> **RECORDS FOR PROCESSING**
------------------------------

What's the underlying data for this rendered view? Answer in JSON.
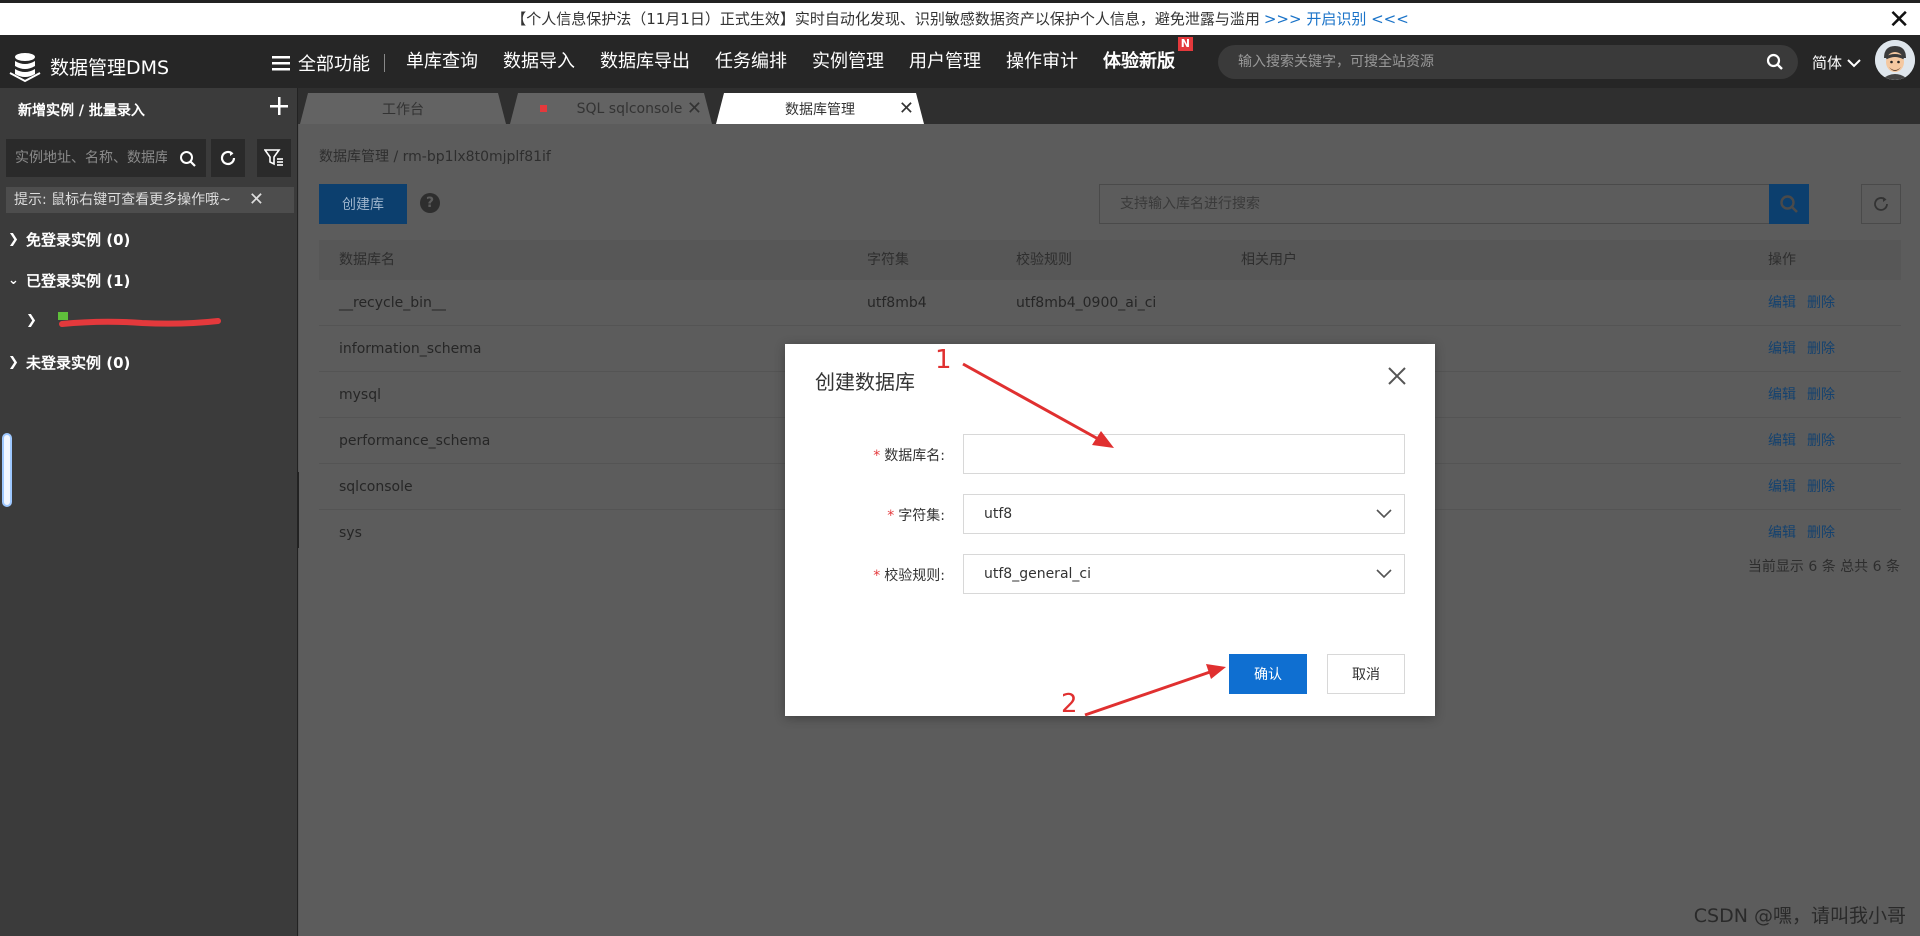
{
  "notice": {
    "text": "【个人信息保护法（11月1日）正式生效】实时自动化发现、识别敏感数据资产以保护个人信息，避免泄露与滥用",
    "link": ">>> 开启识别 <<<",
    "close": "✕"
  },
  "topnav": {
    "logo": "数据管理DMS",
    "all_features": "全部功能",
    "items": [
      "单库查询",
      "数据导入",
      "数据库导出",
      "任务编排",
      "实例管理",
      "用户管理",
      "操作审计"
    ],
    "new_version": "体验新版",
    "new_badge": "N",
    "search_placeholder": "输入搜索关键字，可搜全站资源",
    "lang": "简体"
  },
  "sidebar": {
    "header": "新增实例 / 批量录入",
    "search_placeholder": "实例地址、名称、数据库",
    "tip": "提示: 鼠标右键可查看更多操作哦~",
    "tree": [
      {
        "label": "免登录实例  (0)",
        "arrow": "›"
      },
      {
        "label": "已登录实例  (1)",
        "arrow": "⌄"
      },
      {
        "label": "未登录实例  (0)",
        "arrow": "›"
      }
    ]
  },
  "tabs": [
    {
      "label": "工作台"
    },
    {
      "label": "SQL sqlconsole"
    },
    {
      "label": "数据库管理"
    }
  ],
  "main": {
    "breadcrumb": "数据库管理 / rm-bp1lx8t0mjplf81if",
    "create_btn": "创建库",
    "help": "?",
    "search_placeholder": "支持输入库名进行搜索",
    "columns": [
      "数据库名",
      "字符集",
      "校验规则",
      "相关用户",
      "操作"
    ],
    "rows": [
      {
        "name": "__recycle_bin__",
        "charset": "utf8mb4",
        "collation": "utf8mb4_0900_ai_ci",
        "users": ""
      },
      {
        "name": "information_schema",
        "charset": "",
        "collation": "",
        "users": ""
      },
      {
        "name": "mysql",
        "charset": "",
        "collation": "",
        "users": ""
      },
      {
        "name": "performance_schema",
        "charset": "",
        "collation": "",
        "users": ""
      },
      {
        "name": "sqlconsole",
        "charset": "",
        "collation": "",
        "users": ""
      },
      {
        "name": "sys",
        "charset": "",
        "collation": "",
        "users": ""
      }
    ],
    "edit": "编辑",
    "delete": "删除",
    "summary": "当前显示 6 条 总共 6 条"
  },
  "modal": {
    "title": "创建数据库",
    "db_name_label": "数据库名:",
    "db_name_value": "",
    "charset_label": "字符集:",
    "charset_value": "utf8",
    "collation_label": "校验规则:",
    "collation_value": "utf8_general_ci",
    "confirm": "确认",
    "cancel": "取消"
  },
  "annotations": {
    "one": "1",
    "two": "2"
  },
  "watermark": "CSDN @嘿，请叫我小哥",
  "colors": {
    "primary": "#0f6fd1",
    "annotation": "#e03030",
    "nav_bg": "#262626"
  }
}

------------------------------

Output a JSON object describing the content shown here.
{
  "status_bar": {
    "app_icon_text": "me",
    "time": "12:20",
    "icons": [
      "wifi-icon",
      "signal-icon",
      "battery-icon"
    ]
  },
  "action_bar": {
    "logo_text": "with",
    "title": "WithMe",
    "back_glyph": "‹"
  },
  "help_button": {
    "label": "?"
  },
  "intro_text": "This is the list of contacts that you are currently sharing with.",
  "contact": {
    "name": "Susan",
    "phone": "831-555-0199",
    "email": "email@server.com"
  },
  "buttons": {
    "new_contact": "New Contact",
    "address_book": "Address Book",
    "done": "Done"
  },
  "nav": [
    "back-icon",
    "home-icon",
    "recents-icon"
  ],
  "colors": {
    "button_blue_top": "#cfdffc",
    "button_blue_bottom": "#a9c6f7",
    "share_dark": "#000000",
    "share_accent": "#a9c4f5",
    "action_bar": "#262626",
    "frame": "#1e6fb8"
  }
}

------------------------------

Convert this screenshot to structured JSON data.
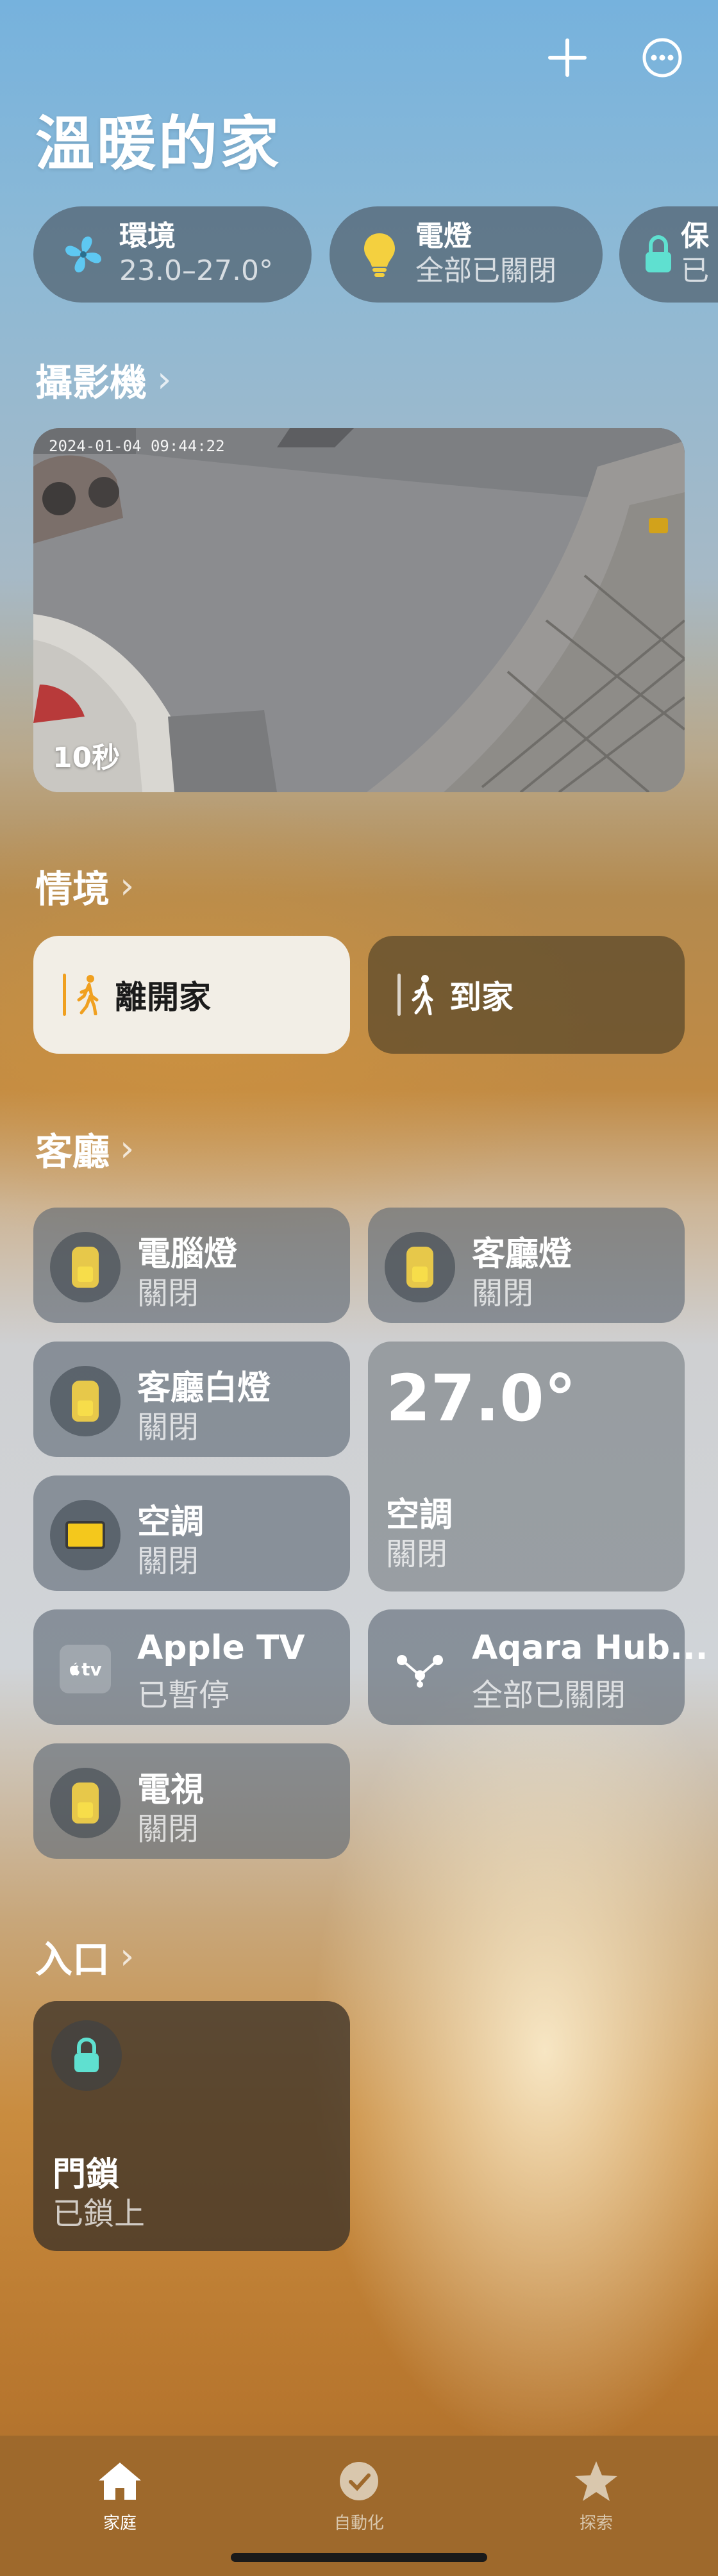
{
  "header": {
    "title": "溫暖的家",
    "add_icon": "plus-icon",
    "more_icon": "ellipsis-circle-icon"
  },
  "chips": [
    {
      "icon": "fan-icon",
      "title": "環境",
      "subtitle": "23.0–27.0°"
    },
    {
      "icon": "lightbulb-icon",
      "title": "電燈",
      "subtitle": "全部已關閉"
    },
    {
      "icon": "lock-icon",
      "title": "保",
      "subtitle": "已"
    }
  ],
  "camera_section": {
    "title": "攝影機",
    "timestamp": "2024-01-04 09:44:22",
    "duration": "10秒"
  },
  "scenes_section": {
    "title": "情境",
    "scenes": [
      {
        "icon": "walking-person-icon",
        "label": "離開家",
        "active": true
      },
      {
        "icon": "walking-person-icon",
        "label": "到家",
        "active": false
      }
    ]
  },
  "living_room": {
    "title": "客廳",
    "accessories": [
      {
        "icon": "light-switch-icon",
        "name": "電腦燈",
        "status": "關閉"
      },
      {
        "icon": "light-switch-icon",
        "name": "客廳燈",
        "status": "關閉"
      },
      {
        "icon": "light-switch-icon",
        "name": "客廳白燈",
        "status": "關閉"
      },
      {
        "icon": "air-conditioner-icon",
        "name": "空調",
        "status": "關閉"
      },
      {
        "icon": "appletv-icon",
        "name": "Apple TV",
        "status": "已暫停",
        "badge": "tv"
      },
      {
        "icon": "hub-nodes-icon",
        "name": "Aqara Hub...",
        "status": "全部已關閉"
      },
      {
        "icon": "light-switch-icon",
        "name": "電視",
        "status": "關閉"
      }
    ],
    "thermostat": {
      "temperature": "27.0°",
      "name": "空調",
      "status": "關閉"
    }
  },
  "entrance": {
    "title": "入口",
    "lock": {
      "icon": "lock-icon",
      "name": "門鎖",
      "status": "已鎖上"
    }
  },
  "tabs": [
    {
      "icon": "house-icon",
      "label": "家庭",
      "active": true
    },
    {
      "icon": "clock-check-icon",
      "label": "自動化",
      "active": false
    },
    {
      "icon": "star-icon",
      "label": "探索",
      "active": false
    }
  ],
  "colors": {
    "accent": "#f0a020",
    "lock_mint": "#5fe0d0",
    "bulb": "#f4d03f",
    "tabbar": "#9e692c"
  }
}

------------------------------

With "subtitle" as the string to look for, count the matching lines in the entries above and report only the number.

> **SOLUTION TO THE EXERCISE**
3